I found it in a box of tangled cables and antiquated gadgets. Of course “antiquated” is a relative term, meaning only a few short years when it comes to electronics. It had once been the latest and greatest of the new frontier of smartphones. Just seeing it brought back the memories.
And then I turned it on. The battery was depleted so I quickly untangled its charger from the box’s web of wires and plugged it in. As the phone booted with its familiar tone and flashed its iconic logo I waited, trying to remember just what navigating the old interface was like. A pixely picture blinked onto the little screen, which immediately identified the era from which this time capsule was being retrieved. There we were, my wife and I, back when we were dating. It was taken on a weekend afternoon, while hiking in the Georgia mountains.
My mind wandered back to those days, soon after a friend had introduced us. I was completing a graduate degree in Michigan, while pastoring in Chicago. She was part of a busy medical practice in Dalton. Just looking at this old phone took me on a journey down memory lane. Those drives by myself from Michigan to Georgia and back, sometimes in the blinding snow of a winter storm, almost always stretching into the night and early morning hours. Just one day when we were both off work would be enough for me to make the trek. It really didn’t seem that far, back then. I was in love.
Sacrifices don’t seem like such when you’re in love. There’s no tallying of them for future leverage, no demands for commensurate concessions, no requirements for their recognition. They come naturally, instinctively, although perhaps not fully altruistically since deep down inside you know you’re also being benefited and blessed by the mutual relationship.
In the second chapter of Revelation, Jesus speaks to the church at Ephesus, who he commended for many positive accomplishments. But there was one thing for which the Savior reproved this first century church: “Nevertheless I have this against you, that you have left your first love.” (Revelation 2:4)
No, this church wasn’t comprised of members who had abandoned their first teen crushes. That’s not what Jesus was talking about at all. He was reminding them of how they had felt back when they first met him — and gave their lives in loving service to him. They had been overwhelmed by the love he had so selflessly demonstrated by carrying their sins all the way to his death on Calvary’s cruel cross. “We love him because he first loved us,” they had breathlessly declared (1 John 4:19). Swept off their feet by the love of the man who was God, they had found their delight and joy in reading his Word, communicating with him through prayer, and doing the work he had left them in this world to do. Their sacrifices for him hardly seemed such; in fact, they counted it a privilege to be able to make such comparably small sacrifices in the service of one who had given his all for them. Sacrifice was to them a delight, and obedience a pleasure. They were in love!
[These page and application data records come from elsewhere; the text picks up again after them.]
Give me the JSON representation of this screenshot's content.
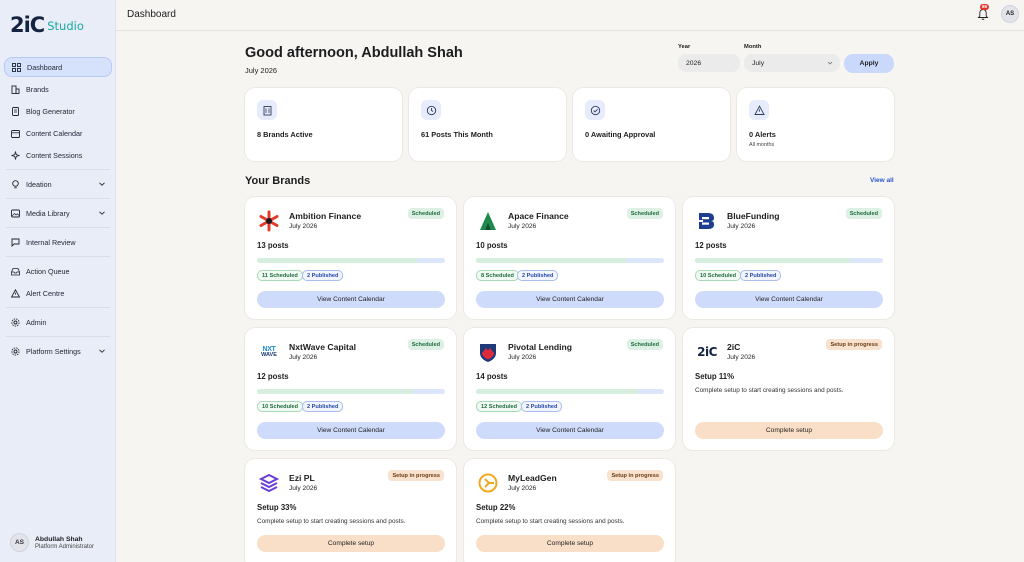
{
  "sidebar": {
    "logo_mark": "2iC",
    "logo_text": "Studio",
    "items": [
      {
        "label": "Dashboard",
        "icon": "grid-icon"
      },
      {
        "label": "Brands",
        "icon": "buildings-icon"
      },
      {
        "label": "Blog Generator",
        "icon": "document-icon"
      },
      {
        "label": "Content Calendar",
        "icon": "calendar-icon"
      },
      {
        "label": "Content Sessions",
        "icon": "sparkle-icon"
      },
      {
        "label": "Ideation",
        "icon": "lightbulb-icon"
      },
      {
        "label": "Media Library",
        "icon": "image-icon"
      },
      {
        "label": "Internal Review",
        "icon": "chat-icon"
      },
      {
        "label": "Action Queue",
        "icon": "inbox-icon"
      },
      {
        "label": "Alert Centre",
        "icon": "warning-icon"
      },
      {
        "label": "Admin",
        "icon": "gear-icon"
      },
      {
        "label": "Platform Settings",
        "icon": "gear-icon"
      }
    ],
    "user": {
      "initials": "AS",
      "name": "Abdullah Shah",
      "role": "Platform Administrator"
    }
  },
  "topbar": {
    "title": "Dashboard",
    "notification_count": "86",
    "avatar_initials": "AS"
  },
  "header": {
    "greeting": "Good afternoon, Abdullah Shah",
    "period": "July 2026"
  },
  "filters": {
    "year_label": "Year",
    "year_value": "2026",
    "month_label": "Month",
    "month_value": "July",
    "apply_label": "Apply"
  },
  "stats": [
    {
      "label": "8 Brands Active",
      "sub": "",
      "icon": "building-icon"
    },
    {
      "label": "61 Posts This Month",
      "sub": "",
      "icon": "clock-icon"
    },
    {
      "label": "0 Awaiting Approval",
      "sub": "",
      "icon": "check-circle-icon"
    },
    {
      "label": "0 Alerts",
      "sub": "All months",
      "icon": "warning-icon"
    }
  ],
  "brands_section": {
    "title": "Your Brands",
    "view_all": "View all"
  },
  "brands": [
    {
      "name": "Ambition Finance",
      "date": "July 2026",
      "status": "Scheduled",
      "posts": "13 posts",
      "scheduled": "11 Scheduled",
      "published": "2 Published",
      "progress": 0.85,
      "button": "View Content Calendar"
    },
    {
      "name": "Apace Finance",
      "date": "July 2026",
      "status": "Scheduled",
      "posts": "10 posts",
      "scheduled": "8 Scheduled",
      "published": "2 Published",
      "progress": 0.8,
      "button": "View Content Calendar"
    },
    {
      "name": "BlueFunding",
      "date": "July 2026",
      "status": "Scheduled",
      "posts": "12 posts",
      "scheduled": "10 Scheduled",
      "published": "2 Published",
      "progress": 0.83,
      "button": "View Content Calendar"
    },
    {
      "name": "NxtWave Capital",
      "date": "July 2026",
      "status": "Scheduled",
      "posts": "12 posts",
      "scheduled": "10 Scheduled",
      "published": "2 Published",
      "progress": 0.83,
      "button": "View Content Calendar"
    },
    {
      "name": "Pivotal Lending",
      "date": "July 2026",
      "status": "Scheduled",
      "posts": "14 posts",
      "scheduled": "12 Scheduled",
      "published": "2 Published",
      "progress": 0.86,
      "button": "View Content Calendar"
    },
    {
      "name": "2iC",
      "date": "July 2026",
      "status": "Setup in progress",
      "setup": "Setup 11%",
      "setup_text": "Complete setup to start creating sessions and posts.",
      "button": "Complete setup"
    },
    {
      "name": "Ezi PL",
      "date": "July 2026",
      "status": "Setup in progress",
      "setup": "Setup 33%",
      "setup_text": "Complete setup to start creating sessions and posts.",
      "button": "Complete setup"
    },
    {
      "name": "MyLeadGen",
      "date": "July 2026",
      "status": "Setup in progress",
      "setup": "Setup 22%",
      "setup_text": "Complete setup to start creating sessions and posts.",
      "button": "Complete setup"
    }
  ],
  "brand_logos": {
    "nxtwave_line1": "NXT",
    "nxtwave_line2": "WAVE",
    "twoic": "2iC"
  },
  "colors": {
    "accent": "#2a55c8",
    "sidebar_bg": "#e9edf8",
    "scheduled_pill": "#dcf1e4",
    "setup_pill": "#f8e1cd"
  }
}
But something happened. Their relationship with the Savior of course needed to be put into human terms, their teaching of his message had to be systematically defined. But their theological theories and intellectual descriptions of the Gospel somehow began supplanting their relationship with the person who was the Gospel. Some even began trusting their ideas about Jesus, their sacrifices for Jesus, or their obedience of Jesus, as if these could save them from the depths of sin. They lost their first love.
But Jesus still loved them. And so after pointing out their falling out, he pleads with them, in the following verse: “Remember therefore from where you have fallen; repent and do the first works, or else I will come to you quickly and remove your lampstand from its place — unless you repent.” (Revelation 2:5)
Remember. Repent. Restart.
Remember what it was like when you were in the first bloom of true love — the feelings, the focus, the fascination. Repent as you realize you’re not anything like the lover you once were, selfless, sacrificing, always ready to send a loving message, and certainly never too busy to read one. Restart doing the things you used to do, waking up early or staying up late, just to be with him. If you can remember what that first love was like, revive those early attentions, those heartfelt little expressions. Regain your first love.
As I clumsily navigated the old phone’s menus I found myself gazing at text messages shared between us so many months ago. Some were silly, some were serious, and most were pretty simple. But they were frequent, and heartfelt.
“Lord Jesus, thank you for the reminder. I love you. Please help rekindle our first love and keep it glowing brightly — forever.”
Chester Clark III is pastor at the Seventh-day Adventist Church in Dalton. His column runs the third Saturday of the month.